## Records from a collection
──────────────────────────────

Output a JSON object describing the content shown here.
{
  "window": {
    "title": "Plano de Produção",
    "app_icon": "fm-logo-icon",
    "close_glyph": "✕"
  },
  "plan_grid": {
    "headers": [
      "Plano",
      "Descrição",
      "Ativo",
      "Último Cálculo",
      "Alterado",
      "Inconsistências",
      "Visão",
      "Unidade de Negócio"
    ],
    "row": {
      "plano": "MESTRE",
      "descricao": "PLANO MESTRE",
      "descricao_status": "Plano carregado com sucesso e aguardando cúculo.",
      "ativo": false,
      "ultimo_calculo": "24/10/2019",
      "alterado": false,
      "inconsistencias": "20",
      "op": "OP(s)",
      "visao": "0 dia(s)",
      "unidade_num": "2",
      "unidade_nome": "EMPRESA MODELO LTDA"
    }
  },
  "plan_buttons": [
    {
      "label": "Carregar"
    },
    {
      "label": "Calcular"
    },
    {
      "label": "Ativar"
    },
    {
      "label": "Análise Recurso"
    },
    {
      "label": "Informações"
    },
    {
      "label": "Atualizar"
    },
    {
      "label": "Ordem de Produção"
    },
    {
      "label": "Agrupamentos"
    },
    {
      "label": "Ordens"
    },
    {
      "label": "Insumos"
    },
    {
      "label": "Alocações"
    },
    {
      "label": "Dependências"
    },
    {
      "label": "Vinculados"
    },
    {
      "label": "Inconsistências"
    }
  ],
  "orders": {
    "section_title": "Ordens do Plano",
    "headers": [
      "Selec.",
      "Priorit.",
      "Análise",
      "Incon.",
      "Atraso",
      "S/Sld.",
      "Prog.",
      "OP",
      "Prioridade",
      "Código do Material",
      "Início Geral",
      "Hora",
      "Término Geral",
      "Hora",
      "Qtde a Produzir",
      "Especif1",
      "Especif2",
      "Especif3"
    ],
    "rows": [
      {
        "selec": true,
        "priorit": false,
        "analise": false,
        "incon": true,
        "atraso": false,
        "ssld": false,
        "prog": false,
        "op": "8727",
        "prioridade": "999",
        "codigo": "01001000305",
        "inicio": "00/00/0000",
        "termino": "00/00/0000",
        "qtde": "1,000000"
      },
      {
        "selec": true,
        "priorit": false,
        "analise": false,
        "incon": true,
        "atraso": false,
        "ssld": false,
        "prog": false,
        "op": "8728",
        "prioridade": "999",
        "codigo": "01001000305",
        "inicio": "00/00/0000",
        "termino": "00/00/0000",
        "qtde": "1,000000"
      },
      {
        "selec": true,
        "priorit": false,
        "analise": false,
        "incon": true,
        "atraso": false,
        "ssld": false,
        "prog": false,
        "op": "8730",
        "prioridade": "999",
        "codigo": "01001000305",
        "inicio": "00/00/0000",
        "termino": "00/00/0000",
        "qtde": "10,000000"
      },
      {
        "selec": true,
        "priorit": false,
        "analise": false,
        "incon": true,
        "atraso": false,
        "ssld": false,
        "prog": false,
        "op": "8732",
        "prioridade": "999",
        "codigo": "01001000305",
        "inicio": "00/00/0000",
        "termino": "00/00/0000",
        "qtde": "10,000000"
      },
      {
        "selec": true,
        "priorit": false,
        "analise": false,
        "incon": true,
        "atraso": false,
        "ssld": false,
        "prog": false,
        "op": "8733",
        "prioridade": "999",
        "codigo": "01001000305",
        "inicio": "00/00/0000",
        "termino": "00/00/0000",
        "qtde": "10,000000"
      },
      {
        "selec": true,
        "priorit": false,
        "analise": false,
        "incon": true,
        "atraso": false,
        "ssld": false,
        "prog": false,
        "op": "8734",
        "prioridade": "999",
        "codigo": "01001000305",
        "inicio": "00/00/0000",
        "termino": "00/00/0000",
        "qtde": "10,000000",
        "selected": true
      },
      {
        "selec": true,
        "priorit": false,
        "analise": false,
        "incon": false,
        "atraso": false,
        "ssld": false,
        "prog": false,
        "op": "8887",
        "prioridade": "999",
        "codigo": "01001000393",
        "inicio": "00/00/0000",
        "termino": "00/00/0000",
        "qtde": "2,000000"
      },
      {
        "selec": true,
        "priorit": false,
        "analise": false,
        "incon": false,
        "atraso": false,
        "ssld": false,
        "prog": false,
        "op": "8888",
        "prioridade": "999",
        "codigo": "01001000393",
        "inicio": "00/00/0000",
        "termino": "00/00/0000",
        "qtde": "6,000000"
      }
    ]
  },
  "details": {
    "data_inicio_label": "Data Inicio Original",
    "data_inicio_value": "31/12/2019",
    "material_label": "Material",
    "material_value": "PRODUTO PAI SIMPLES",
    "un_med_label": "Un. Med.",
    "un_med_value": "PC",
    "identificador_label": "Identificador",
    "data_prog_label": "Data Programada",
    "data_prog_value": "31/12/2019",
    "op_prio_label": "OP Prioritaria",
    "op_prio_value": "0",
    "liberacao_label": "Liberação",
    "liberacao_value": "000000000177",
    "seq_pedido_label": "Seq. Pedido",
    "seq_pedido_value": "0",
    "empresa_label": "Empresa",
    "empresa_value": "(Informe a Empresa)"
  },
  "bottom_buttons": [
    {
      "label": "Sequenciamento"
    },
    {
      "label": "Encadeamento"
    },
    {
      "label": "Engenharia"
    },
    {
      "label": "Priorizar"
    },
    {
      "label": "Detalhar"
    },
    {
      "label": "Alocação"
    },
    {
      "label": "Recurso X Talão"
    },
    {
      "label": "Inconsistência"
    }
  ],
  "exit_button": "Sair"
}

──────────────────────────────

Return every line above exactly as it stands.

## OUTPUT OF THE EXERCISE
Output a JSON object describing the content shown here.
{
  "window": {
    "title": "Plano de Produção",
    "app_icon": "fm-logo-icon",
    "close_glyph": "✕"
  },
  "plan_grid": {
    "headers": [
      "Plano",
      "Descrição",
      "Ativo",
      "Último Cálculo",
      "Alterado",
      "Inconsistências",
      "Visão",
      "Unidade de Negócio"
    ],
    "row": {
      "plano": "MESTRE",
      "descricao": "PLANO MESTRE",
      "descricao_status": "Plano carregado com sucesso e aguardando cúculo.",
      "ativo": false,
      "ultimo_calculo": "24/10/2019",
      "alterado": false,
      "inconsistencias": "20",
      "op": "OP(s)",
      "visao": "0 dia(s)",
      "unidade_num": "2",
      "unidade_nome": "EMPRESA MODELO LTDA"
    }
  },
  "plan_buttons": [
    {
      "label": "Carregar"
    },
    {
      "label": "Calcular"
    },
    {
      "label": "Ativar"
    },
    {
      "label": "Análise Recurso"
    },
    {
      "label": "Informações"
    },
    {
      "label": "Atualizar"
    },
    {
      "label": "Ordem de Produção"
    },
    {
      "label": "Agrupamentos"
    },
    {
      "label": "Ordens"
    },
    {
      "label": "Insumos"
    },
    {
      "label": "Alocações"
    },
    {
      "label": "Dependências"
    },
    {
      "label": "Vinculados"
    },
    {
      "label": "Inconsistências"
    }
  ],
  "orders": {
    "section_title": "Ordens do Plano",
    "headers": [
      "Selec.",
      "Priorit.",
      "Análise",
      "Incon.",
      "Atraso",
      "S/Sld.",
      "Prog.",
      "OP",
      "Prioridade",
      "Código do Material",
      "Início Geral",
      "Hora",
      "Término Geral",
      "Hora",
      "Qtde a Produzir",
      "Especif1",
      "Especif2",
      "Especif3"
    ],
    "rows": [
      {
        "selec": true,
        "priorit": false,
        "analise": false,
        "incon": true,
        "atraso": false,
        "ssld": false,
        "prog": false,
        "op": "8727",
        "prioridade": "999",
        "codigo": "01001000305",
        "inicio": "00/00/0000",
        "termino": "00/00/0000",
        "qtde": "1,000000"
      },
      {
        "selec": true,
        "priorit": false,
        "analise": false,
        "incon": true,
        "atraso": false,
        "ssld": false,
        "prog": false,
        "op": "8728",
        "prioridade": "999",
        "codigo": "01001000305",
        "inicio": "00/00/0000",
        "termino": "00/00/0000",
        "qtde": "1,000000"
      },
      {
        "selec": true,
        "priorit": false,
        "analise": false,
        "incon": true,
        "atraso": false,
        "ssld": false,
        "prog": false,
        "op": "8730",
        "prioridade": "999",
        "codigo": "01001000305",
        "inicio": "00/00/0000",
        "termino": "00/00/0000",
        "qtde": "10,000000"
      },
      {
        "selec": true,
        "priorit": false,
        "analise": false,
        "incon": true,
        "atraso": false,
        "ssld": false,
        "prog": false,
        "op": "8732",
        "prioridade": "999",
        "codigo": "01001000305",
        "inicio": "00/00/0000",
        "termino": "00/00/0000",
        "qtde": "10,000000"
      },
      {
        "selec": true,
        "priorit": false,
        "analise": false,
        "incon": true,
        "atraso": false,
        "ssld": false,
        "prog": false,
        "op": "8733",
        "prioridade": "999",
        "codigo": "01001000305",
        "inicio": "00/00/0000",
        "termino": "00/00/0000",
        "qtde": "10,000000"
      },
      {
        "selec": true,
        "priorit": false,
        "analise": false,
        "incon": true,
        "atraso": false,
        "ssld": false,
        "prog": false,
        "op": "8734",
        "prioridade": "999",
        "codigo": "01001000305",
        "inicio": "00/00/0000",
        "termino": "00/00/0000",
        "qtde": "10,000000",
        "selected": true
      },
      {
        "selec": true,
        "priorit": false,
        "analise": false,
        "incon": false,
        "atraso": false,
        "ssld": false,
        "prog": false,
        "op": "8887",
        "prioridade": "999",
        "codigo": "01001000393",
        "inicio": "00/00/0000",
        "termino": "00/00/0000",
        "qtde": "2,000000"
      },
      {
        "selec": true,
        "priorit": false,
        "analise": false,
        "incon": false,
        "atraso": false,
        "ssld": false,
        "prog": false,
        "op": "8888",
        "prioridade": "999",
        "codigo": "01001000393",
        "inicio": "00/00/0000",
        "termino": "00/00/0000",
        "qtde": "6,000000"
      }
    ]
  },
  "details": {
    "data_inicio_label": "Data Inicio Original",
    "data_inicio_value": "31/12/2019",
    "material_label": "Material",
    "material_value": "PRODUTO PAI SIMPLES",
    "un_med_label": "Un. Med.",
    "un_med_value": "PC",
    "identificador_label": "Identificador",
    "data_prog_label": "Data Programada",
    "data_prog_value": "31/12/2019",
    "op_prio_label": "OP Prioritaria",
    "op_prio_value": "0",
    "liberacao_label": "Liberação",
    "liberacao_value": "000000000177",
    "seq_pedido_label": "Seq. Pedido",
    "seq_pedido_value": "0",
    "empresa_label": "Empresa",
    "empresa_value": "(Informe a Empresa)"
  },
  "bottom_buttons": [
    {
      "label": "Sequenciamento"
    },
    {
      "label": "Encadeamento"
    },
    {
      "label": "Engenharia"
    },
    {
      "label": "Priorizar"
    },
    {
      "label": "Detalhar"
    },
    {
      "label": "Alocação"
    },
    {
      "label": "Recurso X Talão"
    },
    {
      "label": "Inconsistência"
    }
  ],
  "exit_button": "Sair"
}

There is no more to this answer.